## PROBLEM TO SOLVE
Say how many of the lines below include the word "name". Only the number should be given.

## INPUT FOR THIS TASK
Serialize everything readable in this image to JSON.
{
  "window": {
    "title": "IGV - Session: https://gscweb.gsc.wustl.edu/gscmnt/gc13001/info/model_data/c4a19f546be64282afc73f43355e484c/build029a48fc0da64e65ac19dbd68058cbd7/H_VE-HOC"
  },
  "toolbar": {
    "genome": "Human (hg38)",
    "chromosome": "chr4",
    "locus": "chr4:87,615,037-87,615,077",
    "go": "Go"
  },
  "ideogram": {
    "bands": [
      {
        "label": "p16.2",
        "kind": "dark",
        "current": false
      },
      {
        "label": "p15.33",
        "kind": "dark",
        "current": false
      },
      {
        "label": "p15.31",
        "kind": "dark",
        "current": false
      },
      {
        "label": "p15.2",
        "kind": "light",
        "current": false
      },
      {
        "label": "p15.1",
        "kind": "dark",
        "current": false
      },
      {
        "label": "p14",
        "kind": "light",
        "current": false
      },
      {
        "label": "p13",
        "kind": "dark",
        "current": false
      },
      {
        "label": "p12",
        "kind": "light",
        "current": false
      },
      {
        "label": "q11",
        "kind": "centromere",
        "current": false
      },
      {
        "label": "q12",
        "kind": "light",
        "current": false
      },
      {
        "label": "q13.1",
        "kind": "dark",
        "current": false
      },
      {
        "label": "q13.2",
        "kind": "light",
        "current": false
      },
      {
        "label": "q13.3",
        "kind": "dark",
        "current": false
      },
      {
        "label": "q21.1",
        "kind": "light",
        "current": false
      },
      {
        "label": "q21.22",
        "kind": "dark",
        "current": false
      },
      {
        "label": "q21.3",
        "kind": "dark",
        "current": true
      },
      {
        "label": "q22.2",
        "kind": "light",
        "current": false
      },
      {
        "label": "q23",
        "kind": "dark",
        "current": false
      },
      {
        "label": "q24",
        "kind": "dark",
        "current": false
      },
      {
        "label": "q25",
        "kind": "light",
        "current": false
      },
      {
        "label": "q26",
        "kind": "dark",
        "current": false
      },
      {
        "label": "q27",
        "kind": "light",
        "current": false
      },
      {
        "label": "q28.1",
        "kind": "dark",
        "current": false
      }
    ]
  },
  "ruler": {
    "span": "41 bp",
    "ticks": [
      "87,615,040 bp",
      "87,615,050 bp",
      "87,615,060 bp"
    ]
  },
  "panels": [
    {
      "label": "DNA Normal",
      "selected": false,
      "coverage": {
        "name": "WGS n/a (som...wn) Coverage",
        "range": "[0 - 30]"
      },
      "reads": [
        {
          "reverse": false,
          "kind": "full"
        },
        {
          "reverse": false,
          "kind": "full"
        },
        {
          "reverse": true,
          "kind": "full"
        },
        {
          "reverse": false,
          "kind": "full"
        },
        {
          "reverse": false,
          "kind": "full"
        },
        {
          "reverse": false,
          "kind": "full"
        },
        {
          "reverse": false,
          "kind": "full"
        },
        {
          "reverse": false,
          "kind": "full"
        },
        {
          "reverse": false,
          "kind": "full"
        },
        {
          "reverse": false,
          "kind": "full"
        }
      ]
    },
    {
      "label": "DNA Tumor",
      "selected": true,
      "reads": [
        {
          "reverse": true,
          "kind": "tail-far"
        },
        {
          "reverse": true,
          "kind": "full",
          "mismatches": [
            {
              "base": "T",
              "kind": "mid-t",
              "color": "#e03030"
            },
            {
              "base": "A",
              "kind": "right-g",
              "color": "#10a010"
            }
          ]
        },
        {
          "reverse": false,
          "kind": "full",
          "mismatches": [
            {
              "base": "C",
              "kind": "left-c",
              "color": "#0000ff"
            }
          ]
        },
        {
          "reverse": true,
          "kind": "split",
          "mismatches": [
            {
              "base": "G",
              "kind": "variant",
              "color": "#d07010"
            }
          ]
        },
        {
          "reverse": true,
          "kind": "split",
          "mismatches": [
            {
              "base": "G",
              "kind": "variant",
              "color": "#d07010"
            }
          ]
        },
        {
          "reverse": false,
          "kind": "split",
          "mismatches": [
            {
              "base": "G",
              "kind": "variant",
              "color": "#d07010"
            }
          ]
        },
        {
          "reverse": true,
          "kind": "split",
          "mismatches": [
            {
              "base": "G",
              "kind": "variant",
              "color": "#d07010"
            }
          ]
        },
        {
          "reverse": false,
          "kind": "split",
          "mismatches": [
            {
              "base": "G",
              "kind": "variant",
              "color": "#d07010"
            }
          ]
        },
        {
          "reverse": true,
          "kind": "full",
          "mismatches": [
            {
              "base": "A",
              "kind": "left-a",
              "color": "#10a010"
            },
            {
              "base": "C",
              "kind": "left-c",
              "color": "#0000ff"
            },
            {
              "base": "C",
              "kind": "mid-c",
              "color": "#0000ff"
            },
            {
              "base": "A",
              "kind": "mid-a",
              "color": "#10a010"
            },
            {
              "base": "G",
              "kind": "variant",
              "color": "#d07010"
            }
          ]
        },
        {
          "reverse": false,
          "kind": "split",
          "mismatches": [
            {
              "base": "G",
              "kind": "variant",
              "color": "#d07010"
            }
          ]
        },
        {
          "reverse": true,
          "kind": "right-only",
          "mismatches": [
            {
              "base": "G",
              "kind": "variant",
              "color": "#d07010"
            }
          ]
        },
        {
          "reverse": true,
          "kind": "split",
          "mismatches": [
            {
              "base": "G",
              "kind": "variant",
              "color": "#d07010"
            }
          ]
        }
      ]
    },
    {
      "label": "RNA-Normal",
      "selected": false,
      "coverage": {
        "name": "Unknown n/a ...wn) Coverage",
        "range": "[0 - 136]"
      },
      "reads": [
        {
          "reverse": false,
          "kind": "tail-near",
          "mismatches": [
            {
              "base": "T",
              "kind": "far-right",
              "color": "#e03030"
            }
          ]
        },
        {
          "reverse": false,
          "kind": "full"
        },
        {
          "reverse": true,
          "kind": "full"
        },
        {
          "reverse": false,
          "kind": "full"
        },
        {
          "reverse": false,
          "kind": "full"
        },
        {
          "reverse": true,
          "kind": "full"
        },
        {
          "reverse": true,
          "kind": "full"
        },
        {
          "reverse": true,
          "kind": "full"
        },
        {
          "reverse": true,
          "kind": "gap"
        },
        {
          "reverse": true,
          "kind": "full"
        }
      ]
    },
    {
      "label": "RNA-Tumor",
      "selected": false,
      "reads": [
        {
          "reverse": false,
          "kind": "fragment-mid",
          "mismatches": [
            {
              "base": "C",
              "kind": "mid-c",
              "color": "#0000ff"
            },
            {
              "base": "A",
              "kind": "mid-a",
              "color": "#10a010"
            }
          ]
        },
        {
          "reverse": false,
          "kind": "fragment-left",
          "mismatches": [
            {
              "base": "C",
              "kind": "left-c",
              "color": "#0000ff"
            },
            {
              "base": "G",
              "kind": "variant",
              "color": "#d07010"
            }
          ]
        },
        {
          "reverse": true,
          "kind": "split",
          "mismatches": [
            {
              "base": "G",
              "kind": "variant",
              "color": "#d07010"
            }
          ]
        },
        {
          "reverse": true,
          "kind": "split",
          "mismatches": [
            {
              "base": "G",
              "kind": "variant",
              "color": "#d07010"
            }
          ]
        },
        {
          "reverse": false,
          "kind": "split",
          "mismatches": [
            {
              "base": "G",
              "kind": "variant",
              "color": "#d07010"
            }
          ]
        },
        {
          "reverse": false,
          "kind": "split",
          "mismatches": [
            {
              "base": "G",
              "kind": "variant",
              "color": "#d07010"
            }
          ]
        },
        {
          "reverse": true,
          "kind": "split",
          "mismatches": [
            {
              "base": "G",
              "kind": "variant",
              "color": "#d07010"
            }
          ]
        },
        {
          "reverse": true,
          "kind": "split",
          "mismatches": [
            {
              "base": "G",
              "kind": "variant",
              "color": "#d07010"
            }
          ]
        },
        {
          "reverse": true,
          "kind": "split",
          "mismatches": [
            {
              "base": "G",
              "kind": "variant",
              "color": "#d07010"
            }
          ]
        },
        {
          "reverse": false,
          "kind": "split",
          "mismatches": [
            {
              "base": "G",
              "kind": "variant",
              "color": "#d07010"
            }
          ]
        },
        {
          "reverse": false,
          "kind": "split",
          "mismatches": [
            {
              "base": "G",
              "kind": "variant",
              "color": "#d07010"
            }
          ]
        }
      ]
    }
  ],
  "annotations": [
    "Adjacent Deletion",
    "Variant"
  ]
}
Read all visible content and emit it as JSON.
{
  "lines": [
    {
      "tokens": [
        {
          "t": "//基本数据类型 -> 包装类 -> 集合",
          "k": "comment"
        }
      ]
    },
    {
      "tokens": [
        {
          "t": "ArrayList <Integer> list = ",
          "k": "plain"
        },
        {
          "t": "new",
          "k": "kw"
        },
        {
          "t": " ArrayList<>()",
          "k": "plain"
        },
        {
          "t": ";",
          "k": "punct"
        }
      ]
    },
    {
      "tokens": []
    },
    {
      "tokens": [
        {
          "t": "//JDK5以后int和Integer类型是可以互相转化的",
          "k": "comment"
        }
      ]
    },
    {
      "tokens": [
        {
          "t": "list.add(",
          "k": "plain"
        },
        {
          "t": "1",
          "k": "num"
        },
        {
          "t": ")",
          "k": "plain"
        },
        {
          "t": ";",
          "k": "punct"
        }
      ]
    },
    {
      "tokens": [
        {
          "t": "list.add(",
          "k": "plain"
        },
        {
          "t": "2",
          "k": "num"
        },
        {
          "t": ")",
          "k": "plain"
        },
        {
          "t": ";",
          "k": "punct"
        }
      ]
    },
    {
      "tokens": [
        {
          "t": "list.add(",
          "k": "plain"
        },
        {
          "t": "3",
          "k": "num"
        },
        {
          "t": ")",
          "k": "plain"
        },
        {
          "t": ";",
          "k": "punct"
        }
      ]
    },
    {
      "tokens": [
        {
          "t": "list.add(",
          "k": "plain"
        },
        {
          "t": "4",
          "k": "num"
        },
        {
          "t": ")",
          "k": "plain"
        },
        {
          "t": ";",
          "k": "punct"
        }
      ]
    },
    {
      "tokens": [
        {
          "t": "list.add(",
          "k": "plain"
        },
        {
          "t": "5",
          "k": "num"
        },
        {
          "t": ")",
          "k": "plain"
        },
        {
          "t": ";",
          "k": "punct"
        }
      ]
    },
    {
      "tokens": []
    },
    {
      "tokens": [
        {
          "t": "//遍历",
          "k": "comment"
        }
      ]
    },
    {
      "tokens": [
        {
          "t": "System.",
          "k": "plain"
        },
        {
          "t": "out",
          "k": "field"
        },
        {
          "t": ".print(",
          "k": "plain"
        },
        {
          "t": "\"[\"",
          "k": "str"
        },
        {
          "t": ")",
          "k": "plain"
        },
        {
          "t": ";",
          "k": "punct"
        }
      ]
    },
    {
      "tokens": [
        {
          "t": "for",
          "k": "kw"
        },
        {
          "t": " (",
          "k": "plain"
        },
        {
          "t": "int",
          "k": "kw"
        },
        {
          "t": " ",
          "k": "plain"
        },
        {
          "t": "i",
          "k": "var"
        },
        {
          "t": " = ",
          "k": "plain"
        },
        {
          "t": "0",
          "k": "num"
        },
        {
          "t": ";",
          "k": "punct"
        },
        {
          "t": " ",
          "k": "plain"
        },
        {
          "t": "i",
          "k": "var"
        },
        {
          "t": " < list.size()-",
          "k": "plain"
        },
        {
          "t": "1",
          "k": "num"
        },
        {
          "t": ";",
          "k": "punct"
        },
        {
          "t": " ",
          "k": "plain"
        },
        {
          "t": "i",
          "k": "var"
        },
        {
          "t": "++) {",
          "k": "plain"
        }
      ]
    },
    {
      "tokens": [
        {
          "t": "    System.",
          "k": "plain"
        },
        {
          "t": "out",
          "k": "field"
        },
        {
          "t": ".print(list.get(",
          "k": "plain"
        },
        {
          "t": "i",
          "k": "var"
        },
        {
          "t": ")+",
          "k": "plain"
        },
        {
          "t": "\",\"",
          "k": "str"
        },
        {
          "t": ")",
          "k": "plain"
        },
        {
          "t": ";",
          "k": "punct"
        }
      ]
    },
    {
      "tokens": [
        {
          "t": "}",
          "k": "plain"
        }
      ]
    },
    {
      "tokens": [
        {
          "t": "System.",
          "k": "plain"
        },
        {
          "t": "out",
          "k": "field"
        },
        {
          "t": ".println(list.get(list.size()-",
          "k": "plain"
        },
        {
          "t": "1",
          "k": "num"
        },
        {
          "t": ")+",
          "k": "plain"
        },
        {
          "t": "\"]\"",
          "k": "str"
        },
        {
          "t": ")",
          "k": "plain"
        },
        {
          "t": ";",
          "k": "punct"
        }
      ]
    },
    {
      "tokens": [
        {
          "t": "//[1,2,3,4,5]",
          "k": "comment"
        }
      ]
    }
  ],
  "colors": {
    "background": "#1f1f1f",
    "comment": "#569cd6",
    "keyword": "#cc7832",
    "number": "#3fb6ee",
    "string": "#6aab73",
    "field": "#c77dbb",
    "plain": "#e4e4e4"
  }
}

## RESULT BELOW
2